The projects of concern regime is a proven process for the senior management of seriously underperforming projects. Once listed, the primary objective of the regime is to remediate these projects by implementing an agreed plan to resolve any significant commercial, technical, cost and/or schedule difficulties. Projects of concern receive targeted senior management attention and are required to report more regularly to the Government.

Significant changes to the projects of concern list in 2014–15 included:

  • successful remediation of the Air-to-Air Refuelling Capability (AIR 5402) and subsequent removal of the project from the list
  • addition of the ADF Satellite Communications Terrestrial Enhancements project (JP 2008 Phase 3F) to the list.
Table 6.6: Current projects of concern as at 30 June 2015

Project name

Project number/phase

Date added

Collins class submarines sustainable and projects

CN10

November 2008

Multi-role helicopter (MHR-90)

AIR 9000 Phase 2, 4, 6

November 2011

Direct fire support weapons

LAND 40 Phase 2

December 2012

Mulwala redevelopment project

JP 2086 Phase 1

December 2012

Air Warfare Destroyer Build

SEA 4000 Phase 3

June 2014

Australian Defence Satellite Communications Capability Terrestrial Enhancement

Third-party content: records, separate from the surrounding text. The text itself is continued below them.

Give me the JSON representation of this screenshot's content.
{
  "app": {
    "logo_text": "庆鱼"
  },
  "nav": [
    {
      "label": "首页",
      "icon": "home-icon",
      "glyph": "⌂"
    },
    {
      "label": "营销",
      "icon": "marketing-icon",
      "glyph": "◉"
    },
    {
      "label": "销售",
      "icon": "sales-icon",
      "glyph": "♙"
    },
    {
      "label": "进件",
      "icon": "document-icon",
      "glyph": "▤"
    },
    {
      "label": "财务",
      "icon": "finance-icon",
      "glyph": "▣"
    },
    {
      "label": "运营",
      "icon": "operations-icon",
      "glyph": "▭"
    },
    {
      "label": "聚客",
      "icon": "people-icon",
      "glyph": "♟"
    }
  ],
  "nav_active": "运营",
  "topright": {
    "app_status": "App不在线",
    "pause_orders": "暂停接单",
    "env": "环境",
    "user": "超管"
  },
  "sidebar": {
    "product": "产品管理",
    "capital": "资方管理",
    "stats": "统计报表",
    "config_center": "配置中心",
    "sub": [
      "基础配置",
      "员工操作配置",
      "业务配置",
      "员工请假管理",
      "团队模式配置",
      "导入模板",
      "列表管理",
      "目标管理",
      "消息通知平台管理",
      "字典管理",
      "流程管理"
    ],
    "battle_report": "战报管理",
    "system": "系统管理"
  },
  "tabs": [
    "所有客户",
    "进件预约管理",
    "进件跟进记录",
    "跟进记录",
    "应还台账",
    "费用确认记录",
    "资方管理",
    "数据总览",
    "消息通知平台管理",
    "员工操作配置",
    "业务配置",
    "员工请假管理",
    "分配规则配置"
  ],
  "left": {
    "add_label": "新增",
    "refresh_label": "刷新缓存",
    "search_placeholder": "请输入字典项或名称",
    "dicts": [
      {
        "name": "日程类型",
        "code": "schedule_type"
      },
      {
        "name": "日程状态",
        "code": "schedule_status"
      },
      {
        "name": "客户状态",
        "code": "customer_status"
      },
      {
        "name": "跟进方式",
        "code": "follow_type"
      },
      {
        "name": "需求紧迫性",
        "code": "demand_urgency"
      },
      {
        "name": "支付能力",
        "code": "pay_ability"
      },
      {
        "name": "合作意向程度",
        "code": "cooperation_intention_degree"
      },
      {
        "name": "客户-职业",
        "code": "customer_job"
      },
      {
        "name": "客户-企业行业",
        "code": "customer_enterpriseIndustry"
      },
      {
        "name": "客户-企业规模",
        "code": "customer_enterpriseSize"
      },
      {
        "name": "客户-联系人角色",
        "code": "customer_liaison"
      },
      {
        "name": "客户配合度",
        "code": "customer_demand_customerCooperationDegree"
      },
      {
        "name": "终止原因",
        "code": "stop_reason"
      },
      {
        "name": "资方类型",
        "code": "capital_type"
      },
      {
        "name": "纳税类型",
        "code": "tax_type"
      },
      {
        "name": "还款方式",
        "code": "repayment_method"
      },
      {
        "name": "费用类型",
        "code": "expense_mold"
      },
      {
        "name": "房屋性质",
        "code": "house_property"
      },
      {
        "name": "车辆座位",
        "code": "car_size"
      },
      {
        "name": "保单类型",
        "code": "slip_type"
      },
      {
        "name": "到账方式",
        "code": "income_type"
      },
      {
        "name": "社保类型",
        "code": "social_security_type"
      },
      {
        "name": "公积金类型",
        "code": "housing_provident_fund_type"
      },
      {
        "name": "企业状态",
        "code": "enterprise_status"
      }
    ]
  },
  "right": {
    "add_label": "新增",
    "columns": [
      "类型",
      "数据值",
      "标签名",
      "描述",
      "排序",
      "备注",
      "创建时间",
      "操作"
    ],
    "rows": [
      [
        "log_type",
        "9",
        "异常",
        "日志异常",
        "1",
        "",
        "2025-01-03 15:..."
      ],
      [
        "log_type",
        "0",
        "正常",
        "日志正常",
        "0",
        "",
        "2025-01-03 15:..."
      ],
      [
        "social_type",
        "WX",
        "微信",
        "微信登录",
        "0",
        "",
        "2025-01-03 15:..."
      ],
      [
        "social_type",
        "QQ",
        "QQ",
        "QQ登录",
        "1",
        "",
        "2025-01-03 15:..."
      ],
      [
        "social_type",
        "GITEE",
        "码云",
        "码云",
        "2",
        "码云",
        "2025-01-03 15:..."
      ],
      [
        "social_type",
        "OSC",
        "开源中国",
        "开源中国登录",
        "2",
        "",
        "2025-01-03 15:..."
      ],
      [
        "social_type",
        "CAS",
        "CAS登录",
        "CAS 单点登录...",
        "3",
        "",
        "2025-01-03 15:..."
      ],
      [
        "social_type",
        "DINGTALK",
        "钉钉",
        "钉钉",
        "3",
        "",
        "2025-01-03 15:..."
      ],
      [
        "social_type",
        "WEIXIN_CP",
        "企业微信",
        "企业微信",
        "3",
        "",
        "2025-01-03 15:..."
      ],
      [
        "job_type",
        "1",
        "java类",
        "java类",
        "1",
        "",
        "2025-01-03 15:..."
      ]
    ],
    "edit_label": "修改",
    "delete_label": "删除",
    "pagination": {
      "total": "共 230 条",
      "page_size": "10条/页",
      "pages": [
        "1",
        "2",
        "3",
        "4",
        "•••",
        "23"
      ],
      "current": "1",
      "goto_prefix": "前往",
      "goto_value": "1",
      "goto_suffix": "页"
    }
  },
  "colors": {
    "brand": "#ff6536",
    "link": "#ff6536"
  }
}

JP 2008 Phase 3F

September 2014

‘I marched in Melbourne with the Regimental Association of the 2nd/2nd Field Regiment 2AIF in honour of my uncle
Jack Fitzpatrick, who served in the first desert campaigns, Greece and Crete. I also marched in memory of my grandfather Bill Fitzpatrick, who served with the 7th Battalion AIF. He was in the second wave of landings at Gallipoli on 25 April 1915. The intermittent drizzle didn’t dampen our enthusiasm or that of the crowd. The warmth from the crowd was wonderful—their continuous applause, mixed with yells of encouragement, especially for our veterans, was really moving. As the march progressed
I found myself thinking increasingly of my uncle Jack but even more of my grandfather, who one hundred years ago would have been preparing to go ashore in the second wave of landings at Gallipoli.’